Son of God is about an hour too long to have kept my attention. While Jesus’s story is a fascinating one, it doesn’t merit a near two and half hour long film. Some aspects of Jesus’s deeds should have been left on the cutting room floor to shave off unnecessary time. Plus, by the end it’s obvious Spencer and his editors were stretching scenes through slow motion to fill in time.
I found it a bit odd that Sebastian Knapp’s Jesus only spoke in parables and teachings. While I understand Son of God attempt to relay Jesus’s stories from the Bible itself, the lack of giving Jesus any moments of normal conversation portrays him as less of a human and more of an idol—a big no-no in the Judeo-Christian laws.
Little did we know, Jesus was baptized by that dude from the Counting Crows. Sha-la-la-la-la-la-la
Son of God is what it is. As a film it does exactly what it needs to successfully tell a coherent story with a beginning, middle, and end. It also knows how to emote feelings from viewers through strategically placed music swells and tight close-ups on Jesus’s pained, saddened face. By the end of the film, I was the only person dozing off while tightly holding my purse ready to leave the theater to get some sinning done. Everyone else had smiles of contentment on their faces and some had tears in their eyes over what they had just seen.

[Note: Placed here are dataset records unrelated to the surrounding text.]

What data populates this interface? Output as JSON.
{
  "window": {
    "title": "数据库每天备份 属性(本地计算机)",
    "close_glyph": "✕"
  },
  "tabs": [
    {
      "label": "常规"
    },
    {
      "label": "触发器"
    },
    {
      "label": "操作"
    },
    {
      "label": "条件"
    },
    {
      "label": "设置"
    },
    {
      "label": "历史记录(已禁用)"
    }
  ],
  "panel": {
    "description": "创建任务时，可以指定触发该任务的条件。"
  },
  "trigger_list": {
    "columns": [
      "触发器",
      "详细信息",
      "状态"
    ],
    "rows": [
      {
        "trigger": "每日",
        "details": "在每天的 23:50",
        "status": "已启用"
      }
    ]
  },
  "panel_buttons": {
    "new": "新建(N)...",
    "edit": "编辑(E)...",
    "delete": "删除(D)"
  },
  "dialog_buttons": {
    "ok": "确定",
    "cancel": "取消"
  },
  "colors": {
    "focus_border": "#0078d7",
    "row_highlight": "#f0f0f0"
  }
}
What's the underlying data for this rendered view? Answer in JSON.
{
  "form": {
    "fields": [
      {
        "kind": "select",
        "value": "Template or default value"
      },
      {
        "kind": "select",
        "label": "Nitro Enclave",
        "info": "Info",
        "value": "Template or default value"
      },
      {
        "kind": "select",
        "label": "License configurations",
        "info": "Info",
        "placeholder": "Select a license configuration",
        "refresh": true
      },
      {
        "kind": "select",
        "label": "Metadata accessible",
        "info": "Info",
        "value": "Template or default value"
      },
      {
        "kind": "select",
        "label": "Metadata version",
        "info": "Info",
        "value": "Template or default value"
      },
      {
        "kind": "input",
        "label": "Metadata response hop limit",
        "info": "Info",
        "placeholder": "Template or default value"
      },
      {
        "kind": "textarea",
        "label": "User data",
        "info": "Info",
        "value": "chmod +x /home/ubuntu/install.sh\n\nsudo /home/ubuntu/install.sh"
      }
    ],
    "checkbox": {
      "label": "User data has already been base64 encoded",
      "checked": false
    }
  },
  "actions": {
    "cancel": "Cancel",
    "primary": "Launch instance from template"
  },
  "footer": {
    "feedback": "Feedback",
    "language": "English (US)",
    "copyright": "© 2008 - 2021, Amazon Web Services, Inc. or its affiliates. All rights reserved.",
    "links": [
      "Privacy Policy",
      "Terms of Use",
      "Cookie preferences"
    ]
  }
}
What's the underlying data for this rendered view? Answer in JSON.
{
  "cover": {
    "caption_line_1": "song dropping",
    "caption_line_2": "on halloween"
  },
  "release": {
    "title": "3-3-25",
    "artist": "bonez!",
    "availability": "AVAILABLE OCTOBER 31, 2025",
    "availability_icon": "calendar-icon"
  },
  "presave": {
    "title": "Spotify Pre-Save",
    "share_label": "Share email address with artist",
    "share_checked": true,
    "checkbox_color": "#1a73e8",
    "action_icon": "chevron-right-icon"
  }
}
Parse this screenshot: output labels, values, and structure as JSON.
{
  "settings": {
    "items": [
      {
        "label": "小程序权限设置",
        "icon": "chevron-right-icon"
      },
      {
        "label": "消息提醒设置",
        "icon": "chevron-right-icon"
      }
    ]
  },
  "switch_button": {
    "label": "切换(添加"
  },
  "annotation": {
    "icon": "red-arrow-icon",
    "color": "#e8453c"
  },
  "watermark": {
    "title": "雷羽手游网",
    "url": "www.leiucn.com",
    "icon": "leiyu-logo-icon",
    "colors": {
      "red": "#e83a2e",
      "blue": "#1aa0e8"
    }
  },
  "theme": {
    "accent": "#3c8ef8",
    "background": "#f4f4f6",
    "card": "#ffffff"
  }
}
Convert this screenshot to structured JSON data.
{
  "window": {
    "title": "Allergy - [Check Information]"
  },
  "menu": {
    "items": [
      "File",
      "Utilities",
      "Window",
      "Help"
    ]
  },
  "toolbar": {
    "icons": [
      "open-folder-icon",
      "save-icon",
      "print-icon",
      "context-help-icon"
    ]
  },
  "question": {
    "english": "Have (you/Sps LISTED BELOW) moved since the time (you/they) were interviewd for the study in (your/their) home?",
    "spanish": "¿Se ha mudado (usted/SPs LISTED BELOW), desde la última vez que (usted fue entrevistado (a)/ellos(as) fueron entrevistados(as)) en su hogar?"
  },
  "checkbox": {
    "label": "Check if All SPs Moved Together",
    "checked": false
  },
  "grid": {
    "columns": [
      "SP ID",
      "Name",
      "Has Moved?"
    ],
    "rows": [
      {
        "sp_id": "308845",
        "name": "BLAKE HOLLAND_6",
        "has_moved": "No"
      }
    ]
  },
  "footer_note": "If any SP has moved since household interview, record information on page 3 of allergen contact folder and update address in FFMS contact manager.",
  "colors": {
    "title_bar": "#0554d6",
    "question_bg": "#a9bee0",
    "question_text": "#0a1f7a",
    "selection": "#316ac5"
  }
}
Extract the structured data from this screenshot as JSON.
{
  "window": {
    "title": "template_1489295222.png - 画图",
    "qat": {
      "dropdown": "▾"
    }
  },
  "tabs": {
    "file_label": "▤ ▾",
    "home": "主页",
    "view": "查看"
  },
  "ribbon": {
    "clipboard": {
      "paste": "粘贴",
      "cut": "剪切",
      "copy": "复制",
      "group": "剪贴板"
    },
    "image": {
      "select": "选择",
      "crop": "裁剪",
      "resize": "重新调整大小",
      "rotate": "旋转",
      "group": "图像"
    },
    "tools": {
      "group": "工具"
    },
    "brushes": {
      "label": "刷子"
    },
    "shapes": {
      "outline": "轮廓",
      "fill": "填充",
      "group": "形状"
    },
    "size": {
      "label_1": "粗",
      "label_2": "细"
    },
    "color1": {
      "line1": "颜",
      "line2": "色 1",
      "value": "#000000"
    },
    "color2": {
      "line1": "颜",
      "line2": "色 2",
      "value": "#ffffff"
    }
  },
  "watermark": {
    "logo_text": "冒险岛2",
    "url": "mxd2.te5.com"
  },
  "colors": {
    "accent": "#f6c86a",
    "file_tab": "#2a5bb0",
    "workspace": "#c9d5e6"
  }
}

Son of God is far from perfect and really only a film meant for curious patrons looking to learn the basics of Jesus’ life or churchgoers ready to reaffirm their faith in Christ. Judging by the shouts of “amen” in the theater, I assume it did its job. My dream is to see or make a film that challenges conventional beliefs of Jesus and his teachings. I want a film that will explore Jesus and John the Baptist’s obsession with shaking up the infrastructure of conservative Jewish beliefs at the time. Of course to achieve such a feat they ultimately decide that in order to gain momentum and followers, they must deceive the people with miracles in order to change the world. But alas, I know society is not ready for that type of film, so those of us interested in religious history will just have to settle for a History Channel mini-series and films like Son of God.
Take a Drink: every time a slow-motion sequence happens.
Take a Drink: every time Jesus performs a miracle.
Take a Drink: every time someones questions if Jesus is the messiah.
Take a Drink: for every time you’re reminded Joseph was an absent father in Jesus’ life.
Do a Shot: if you doze off.